The energy crisis in Zimbabwe has literally become a norm. Last Saturday I was chatting with my barber about this. Come to think of it I do not recall the last time he worked on my hair with electricity available. I did remark that it was better for him at least because a barber does not need that much power. How about other businesses that normally require lots of power? All of this is frustrating more so when you think of the renewable energy resources we have in Zimbabwe. Recently the Energy and Power Development Minister, Zhemu Soda spoke on this.

2023 International Renewable Energy Conference And Expo

He was speaking at the recent edition of the International Renewable Energy Conference and Expo. This was the 4th edition and the event was held in Victoria Falls. It was a 4-day conference that was put together through a partnership between The Standard (which belongs to Alpha Media Holdings) and the Ministry of Energy and Power Development. The event was officially opened by President E.D. Mnangagwa.

Here were some of the Energy and Power Development Minister’s remarks:

On Solar Energy Potential

I have always spoken about how we have barely scratched the surface when it comes to solar energy in Zimbabwe. We have the capacity to generate at least 10000 GW Hours of solar energy in a year. Here is what he said:

Solar potential is 16 to 20 mega joules per square metre per day, which is vastly unexploited and is present in several regions of the country. By end of 2022, Zimbabwe had grid-connected installed solar capacity of only 40 MW. Mainly 24 MW from the independent power producers (IPPs) and the balance for own consumption is now being connected through the net metering facilities.

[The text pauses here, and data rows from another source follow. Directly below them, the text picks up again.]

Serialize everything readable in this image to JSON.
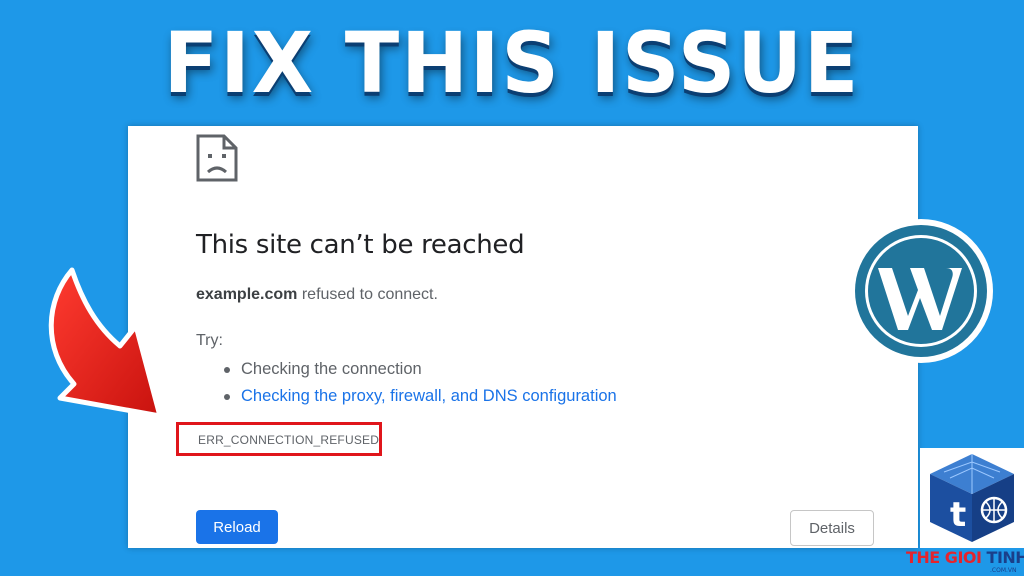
{
  "headline": "FIX THIS ISSUE",
  "error_page": {
    "icon": "sad-document-icon",
    "title": "This site can’t be reached",
    "domain": "example.com",
    "refused_text": " refused to connect.",
    "try_label": "Try:",
    "suggestions": [
      "Checking the connection",
      "Checking the proxy, firewall, and DNS configuration"
    ],
    "error_code": "ERR_CONNECTION_REFUSED",
    "reload_label": "Reload",
    "details_label": "Details"
  },
  "overlays": {
    "arrow_icon": "red-curved-arrow-icon",
    "wordpress_icon": "wordpress-logo-icon",
    "brand_icon": "tgth-cube-logo-icon",
    "brand_name_a": "THE GIOI",
    "brand_name_b": "TINHOC",
    "brand_domain": ".COM.VN"
  },
  "colors": {
    "background": "#1e98e8",
    "link": "#1a73e8",
    "highlight_box": "#e0151b",
    "wordpress": "#21759b",
    "arrow": "#e3201b"
  }
}
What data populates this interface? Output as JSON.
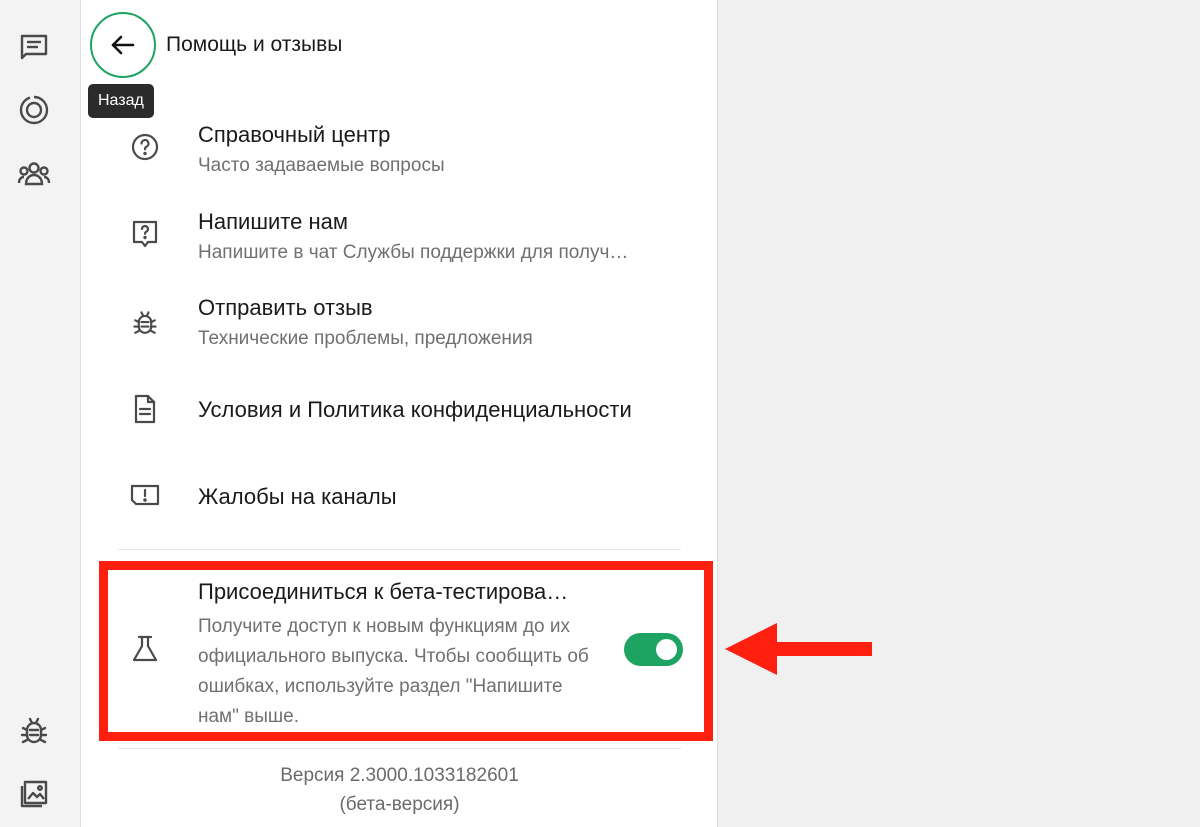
{
  "header": {
    "title": "Помощь и отзывы",
    "back_tooltip": "Назад",
    "back_icon": "arrow-left-icon"
  },
  "rail": {
    "top_icons": [
      "chats-icon",
      "status-icon",
      "communities-icon"
    ],
    "bottom_icons": [
      "bug-icon",
      "gallery-icon"
    ]
  },
  "menu": [
    {
      "title": "Справочный центр",
      "subtitle": "Часто задаваемые вопросы",
      "icon": "help-circle-icon"
    },
    {
      "title": "Напишите нам",
      "subtitle": "Напишите в чат Службы поддержки для получ…",
      "icon": "chat-question-icon"
    },
    {
      "title": "Отправить отзыв",
      "subtitle": "Технические проблемы, предложения",
      "icon": "bug-icon"
    },
    {
      "title": "Условия и Политика конфиденциальности",
      "icon": "document-icon"
    },
    {
      "title": "Жалобы на каналы",
      "icon": "report-channel-icon"
    }
  ],
  "beta": {
    "title": "Присоединиться к бета-тестирова…",
    "description": "Получите доступ к новым функциям до их официального выпуска. Чтобы сообщить об ошибках, используйте раздел \"Напишите нам\" выше.",
    "icon": "flask-icon",
    "enabled": true
  },
  "version": {
    "line1": "Версия 2.3000.1033182601",
    "line2": "(бета-версия)"
  },
  "colors": {
    "accent": "#1ea362",
    "highlight": "#ff1f0f"
  }
}
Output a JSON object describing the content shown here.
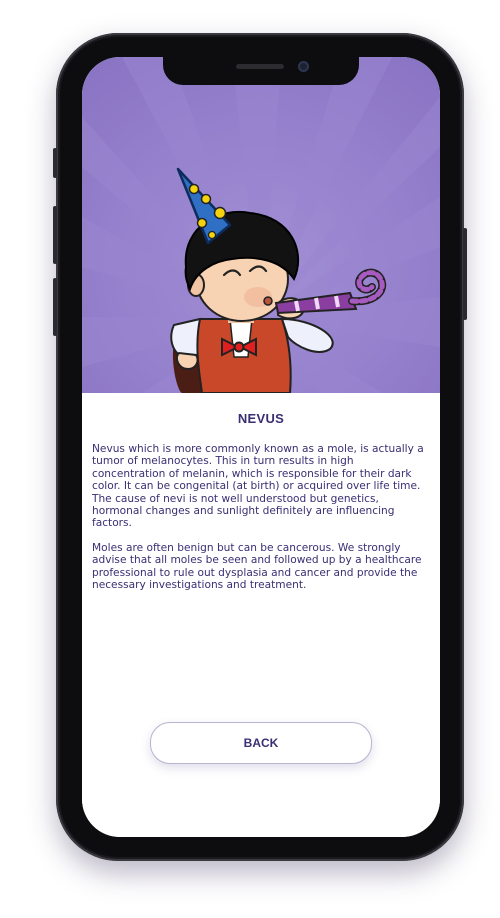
{
  "article": {
    "title": "NEVUS",
    "paragraphs": [
      "Nevus which is more commonly known as a mole, is actually a tumor of melanocytes. This in turn results in high concentration of melanin, which is responsible for their dark color. It can be congenital (at birth) or acquired over life time. The cause of nevi is not well understood but genetics, hormonal changes and sunlight definitely are influencing factors.",
      "Moles are often benign but can be cancerous. We strongly advise that all moles be seen and followed up by a healthcare professional to rule out dysplasia and cancer and provide the necessary investigations and treatment."
    ]
  },
  "actions": {
    "back_label": "BACK"
  },
  "hero": {
    "illustration": "party-boy-with-party-horn",
    "background_color": "#8e79c6"
  },
  "colors": {
    "accent": "#3b2e73",
    "hero_purple": "#8e79c6"
  }
}
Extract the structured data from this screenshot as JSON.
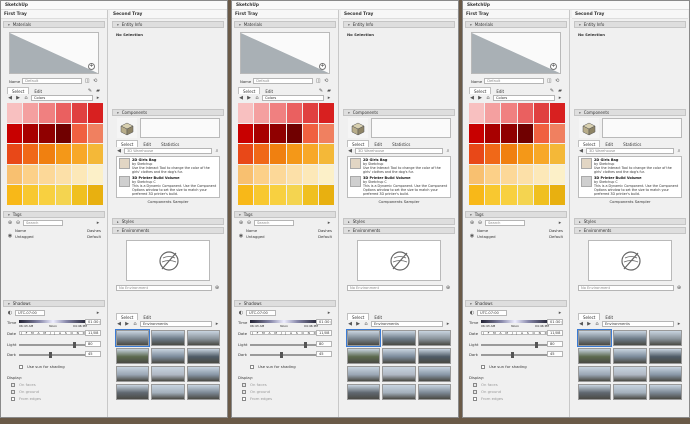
{
  "app_title": "SketchUp",
  "first_tray": "First Tray",
  "second_tray": "Second Tray",
  "materials": {
    "header": "Materials",
    "name_label": "Name",
    "name_placeholder": "Default",
    "tab_select": "Select",
    "tab_edit": "Edit",
    "library": "Colors",
    "swatches": [
      "#f8c0c0",
      "#f4a0a0",
      "#f08080",
      "#ea6060",
      "#e04040",
      "#d82020",
      "#c80000",
      "#a80000",
      "#900000",
      "#700000",
      "#f06040",
      "#f08060",
      "#e84818",
      "#f06818",
      "#f08010",
      "#f49818",
      "#f8a828",
      "#f4b838",
      "#f8c070",
      "#fcd088",
      "#fcd898",
      "#fce0a8",
      "#fce8b8",
      "#fcf0c8",
      "#f8b818",
      "#f8c830",
      "#f8d040",
      "#f4d450",
      "#f0c020",
      "#e8b010"
    ]
  },
  "entity_info": {
    "header": "Entity Info",
    "status": "No Selection"
  },
  "components": {
    "header": "Components",
    "search_placeholder": "3D Warehouse",
    "tab_select": "Select",
    "tab_edit": "Edit",
    "tab_statistics": "Statistics",
    "items": [
      {
        "title": "2D Girls Bag",
        "author": "by Sketchup",
        "desc": "Use the Interact Tool to change the color of the girls' clothes and the dog's fur."
      },
      {
        "title": "3D Printer Build Volume",
        "author": "by Sketchup C",
        "desc": "This is a Dynamic Component. Use the Component Options window to set the size to match your preferred 3D printer's build."
      }
    ],
    "sampler": "Components Sampler"
  },
  "tags": {
    "header": "Tags",
    "search_placeholder": "Search",
    "col_name": "Name",
    "col_dashes": "Dashes",
    "row_name": "Untagged",
    "row_dashes": "Default"
  },
  "styles": {
    "header": "Styles"
  },
  "environments": {
    "header": "Environments",
    "name_placeholder": "No Environment",
    "tab_select": "Select",
    "tab_edit": "Edit",
    "library": "Environments",
    "thumbs": [
      "#7a8590",
      "#6d7b88",
      "#8a949c",
      "#5c6a4e",
      "#7b8a9a",
      "#4f5b66",
      "#9aa6b4",
      "#b0b8c4",
      "#8896a6",
      "#606870",
      "#a4b0bc",
      "#7c8894"
    ]
  },
  "shadows": {
    "header": "Shadows",
    "timezone": "UTC-07:00",
    "time_label": "Time",
    "time_start": "06:43 AM",
    "time_noon": "Noon",
    "time_end": "04:46 PM",
    "time_value": "01:30 pm",
    "date_label": "Date",
    "months": [
      "J",
      "F",
      "M",
      "A",
      "M",
      "J",
      "J",
      "A",
      "S",
      "O",
      "N",
      "D"
    ],
    "date_value": "11/08",
    "light_label": "Light",
    "light_value": "80",
    "dark_label": "Dark",
    "dark_value": "45",
    "use_sun": "Use sun for shading",
    "display_label": "Display:",
    "on_faces": "On faces",
    "on_ground": "On ground",
    "from_edges": "From edges"
  },
  "colors": {
    "header_bg": "#dedede",
    "panel_bg": "#f0f0f0",
    "backdrop": "#6a5a48"
  }
}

That is short of the potential of over 100 GW as per the renewable energy policy instruments. Through partnerships with the World Bank, 5 out of 17 sites have 3 feasibility studies done with a total capacity of 370 MW in preparation for competitive procurement.

On Hydropower Potential

The Minister highlighted small-scale hydropower projects that can be set up in the Eastern Highlands. He also mentioned that such projects can be implemented at most rivers and dams in Zimbabwe. He said:

These are small projects we can develop using our resources if we can work together. On a larger scale, we have over 5000 MW of large hydro potential along the Zambezi River basin which doubles between Victoria Falls and the Indian Ocean, including sites in Mozambique.

On Biomass, Geothermal, And Wind Potential

These are 3 areas many people may not know have huge potential in Zimbabwe. He indicated that Zimbabwe has the potential to generate over 1000 MW from biomass. This is biomass from municipal waste, agro waste, forest residues, and more. For example, over 70 000 tonnes of forest residues are produced in Zimbabwe. That biomass has the potential to produce roughly 150 MW of electricity. He also highlighted that Zimbabwe can generate over 50 MW from geothermal energy. On wind energy potential, here is what he said:

We are looking for partners to assess this potential. On winds, desktop studies by the International Renewable Energy Agency (IRENA) through the Africa Clean Energy Corridor revealed that the country has significant wind resources at isolated sites. Through a partnership with the African Development Bank, we have identified potential sites for detailed studies.

When you put everything together it is abundantly clear Zimbabwe should not be experiencing power woes. We have great deposits of non-renewable energy sources e.g. coal and coal bed methane. There is even potential in Zimbabwe for power generation from oil and gas. Then on top of all that we have renewable energy sources. As we discussed in this article, these are solar, hydro, wind, biomass, and geothermal. Think of it this way: if maximum efforts and resources are channelled towards solar energy, we can have more than enough in Zimbabwe. Yet we have several more energy sources; that is how endowed Zimbabwe is. My wish and I am sure as is yours too is to see power struggles being a thing of the past in Zimbabwe.